TASK REQUIREMENTS: Write an exact copy of the entries below that leaves out all pictures.

%%

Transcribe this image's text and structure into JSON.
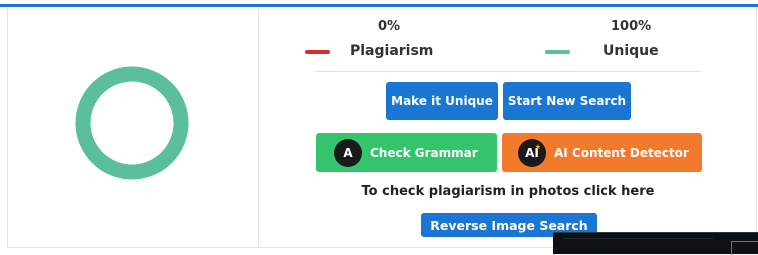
{
  "stats": {
    "plagiarism_percent": "0%",
    "unique_percent": "100%",
    "plagiarism_label": "Plagiarism",
    "unique_label": "Unique",
    "plagiarism_value": 0,
    "unique_value": 100
  },
  "colors": {
    "accent": "#1976d2",
    "plagiarism": "#d32f2f",
    "unique": "#5bbf9b",
    "grammar_button": "#34c46c",
    "ai_button": "#f47a2b"
  },
  "buttons": {
    "make_unique": "Make it Unique",
    "start_new_search": "Start New Search",
    "check_grammar": "Check Grammar",
    "ai_detector": "AI Content Detector",
    "reverse_image_search": "Reverse Image Search"
  },
  "icons": {
    "grammar_icon_text": "A",
    "ai_icon_text": "AI"
  },
  "text": {
    "photo_prompt": "To check plagiarism in photos click here"
  }
}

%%

YOUR SOLUTION:
Transcribe this image's text and structure into JSON.
{
  "stats": {
    "plagiarism_percent": "0%",
    "unique_percent": "100%",
    "plagiarism_label": "Plagiarism",
    "unique_label": "Unique",
    "plagiarism_value": 0,
    "unique_value": 100
  },
  "colors": {
    "accent": "#1976d2",
    "plagiarism": "#d32f2f",
    "unique": "#5bbf9b",
    "grammar_button": "#34c46c",
    "ai_button": "#f47a2b"
  },
  "buttons": {
    "make_unique": "Make it Unique",
    "start_new_search": "Start New Search",
    "check_grammar": "Check Grammar",
    "ai_detector": "AI Content Detector",
    "reverse_image_search": "Reverse Image Search"
  },
  "icons": {
    "grammar_icon_text": "A",
    "ai_icon_text": "AI"
  },
  "text": {
    "photo_prompt": "To check plagiarism in photos click here"
  }
}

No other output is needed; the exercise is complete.